Propulsid Litigation Lawyer Says: Unnecessary Drug Killed 80 People
Propulsid was a popular nighttime heartburn drug before it was pulled in the market in March of 2000. It was linked to dozens of fatal heart rhythm abnormalities. A Food and Drug Administration (FDA) document associated the drug with 341 reports of heart rhythm abnormalities and 80 reported deaths. The FDA also acknowledges that only a small fraction of problems with a drug are ever reported.
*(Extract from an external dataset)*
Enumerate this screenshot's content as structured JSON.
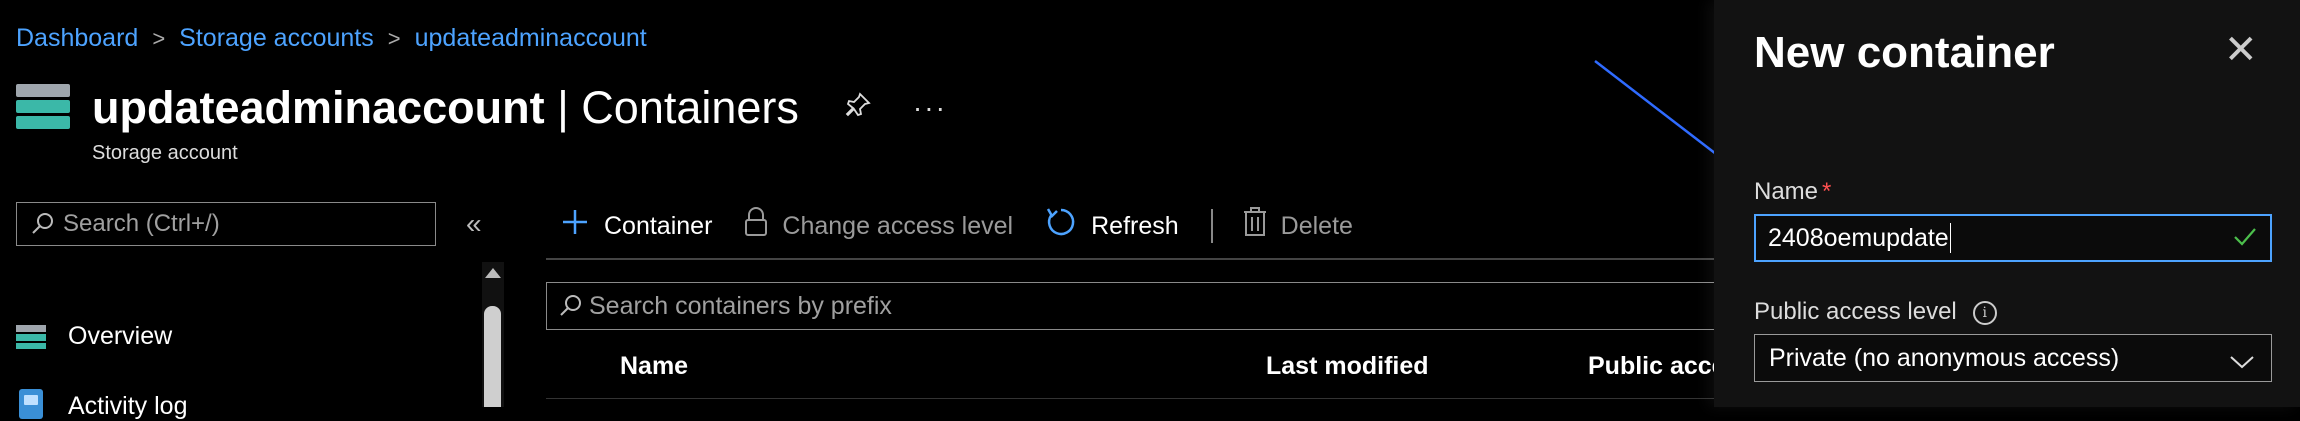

Propulsid was used to treat severe nighttime heartburn in adult pations with gastroesophageal reflux disease, also known as GERD. The labeling had to be changed many times to account for the growing toll of heart disease and death caused by the drug, and finally after 7 years on the market it was pulled by the FDA. At the time of the Propulsid recall more than 350,000 Americans were taking Propulsid. It is estimated that over 30 million Americans took the drug since it went on the market in 1993. At the time of the recall it was one of Johnson & Johnson's best selling drugs.
This is just another example of an unnecessary treatment causing pain and death. The vast majority of patients with GERD can control and cure the disease with a carefully regulated diet and increased water intake. Taking a drug to repress acid reflux just represses the excess acid, neither curing the condition nor removing it from the system. Throwing unnecessary drugs at conditions that could be cured through lifestyle changes is one of the factors leading to this country's epidemic of medical errors. Over 80 people have died from using Propulsid when it was not even necessary to cure their condition.
If you or a loved one have suffered from these adverse effects of Propulsid and are one of the many who have not yet spoken up, contact a lawyer and discuss your options immediately. Class action lawsuits have placed the blame squarely on the drug manufacturer, and if you participate in litigation you can claim damages as well as help the public assess the true numbers of people hurt by dangerous drugs and medical errors.